At the root of all these things is a love for self. This is one of the topics we discussed at the Gemstone Conference. Here is a great quote on the topic from Tozer:
“The labor of self-love is a heavy one indeed. Think whether much of your sorrow has not arisen from someone speaking slightingly of you. As long as you set yourself up as a little god to which you must be loyal, how can you hope to find inward peace?”
Even someone who says they hate themselves, truly is manifesting a great degree of self love, because he or she is not ____________ or does not have _________________ or cannot be ________________. It is an ironic demonstration of selfish discontent.

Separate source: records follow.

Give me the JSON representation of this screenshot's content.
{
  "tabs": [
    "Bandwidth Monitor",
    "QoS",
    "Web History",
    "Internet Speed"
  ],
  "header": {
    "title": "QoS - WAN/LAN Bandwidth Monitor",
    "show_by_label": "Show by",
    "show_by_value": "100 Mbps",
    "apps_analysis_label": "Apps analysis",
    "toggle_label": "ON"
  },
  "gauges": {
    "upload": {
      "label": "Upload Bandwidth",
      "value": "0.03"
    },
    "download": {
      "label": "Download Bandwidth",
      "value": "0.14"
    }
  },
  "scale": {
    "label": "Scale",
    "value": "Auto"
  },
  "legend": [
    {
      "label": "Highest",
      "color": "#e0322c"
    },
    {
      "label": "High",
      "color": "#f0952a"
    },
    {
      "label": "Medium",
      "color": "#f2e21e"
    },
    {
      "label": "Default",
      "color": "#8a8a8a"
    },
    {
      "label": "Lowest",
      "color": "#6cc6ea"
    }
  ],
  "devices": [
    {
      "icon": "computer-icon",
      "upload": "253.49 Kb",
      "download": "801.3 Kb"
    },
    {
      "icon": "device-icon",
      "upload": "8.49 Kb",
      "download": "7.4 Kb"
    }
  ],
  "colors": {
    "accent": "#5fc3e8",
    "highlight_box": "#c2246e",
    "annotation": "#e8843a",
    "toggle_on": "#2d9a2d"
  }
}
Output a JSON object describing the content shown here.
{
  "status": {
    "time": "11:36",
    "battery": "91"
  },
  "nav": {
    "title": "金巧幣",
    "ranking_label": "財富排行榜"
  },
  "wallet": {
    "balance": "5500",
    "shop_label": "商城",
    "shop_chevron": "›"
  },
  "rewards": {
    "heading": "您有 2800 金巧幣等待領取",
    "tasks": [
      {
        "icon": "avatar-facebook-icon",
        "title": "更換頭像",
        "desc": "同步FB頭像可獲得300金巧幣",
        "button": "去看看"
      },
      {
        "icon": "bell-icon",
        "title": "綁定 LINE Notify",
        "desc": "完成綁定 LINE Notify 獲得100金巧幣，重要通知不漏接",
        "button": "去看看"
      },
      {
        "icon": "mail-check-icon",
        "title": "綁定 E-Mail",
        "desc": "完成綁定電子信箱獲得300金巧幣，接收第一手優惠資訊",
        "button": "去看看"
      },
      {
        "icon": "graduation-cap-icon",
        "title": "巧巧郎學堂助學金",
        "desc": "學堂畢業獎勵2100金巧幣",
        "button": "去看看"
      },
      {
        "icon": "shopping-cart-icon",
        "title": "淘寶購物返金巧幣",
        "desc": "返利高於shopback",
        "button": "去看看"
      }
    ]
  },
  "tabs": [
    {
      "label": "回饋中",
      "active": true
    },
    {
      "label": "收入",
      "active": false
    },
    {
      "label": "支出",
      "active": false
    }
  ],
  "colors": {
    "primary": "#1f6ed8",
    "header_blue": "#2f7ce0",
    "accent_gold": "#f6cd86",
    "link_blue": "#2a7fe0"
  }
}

Is loving self wrong? Well, while egocentricity is never admonished in scripture, it is a given that we will love ourselves (Mt. 19:19; Eph. 5:29); but if we live in observance of Phil 2:3 and esteem others better than ourselves, and also follow the admonition to love as God Himself loves (Jn 15:12)–selflessly, sacrificially, unconditionally– self will not be preeminent. That’s a tall order. When you study the attributes of agape as given in 1 Cor 13, you can certainly understand why the next chapter states that we need to “follow after” or (per the Amplified Bible) “eagerly pursue and seek to acquire these things.” A great marriage takes work…a grand love relationship with Almighty God requires self-denial, perseverance, and humility. We are seeking to know and emulate Someone who is, as J.I. Packer says, “totally other.”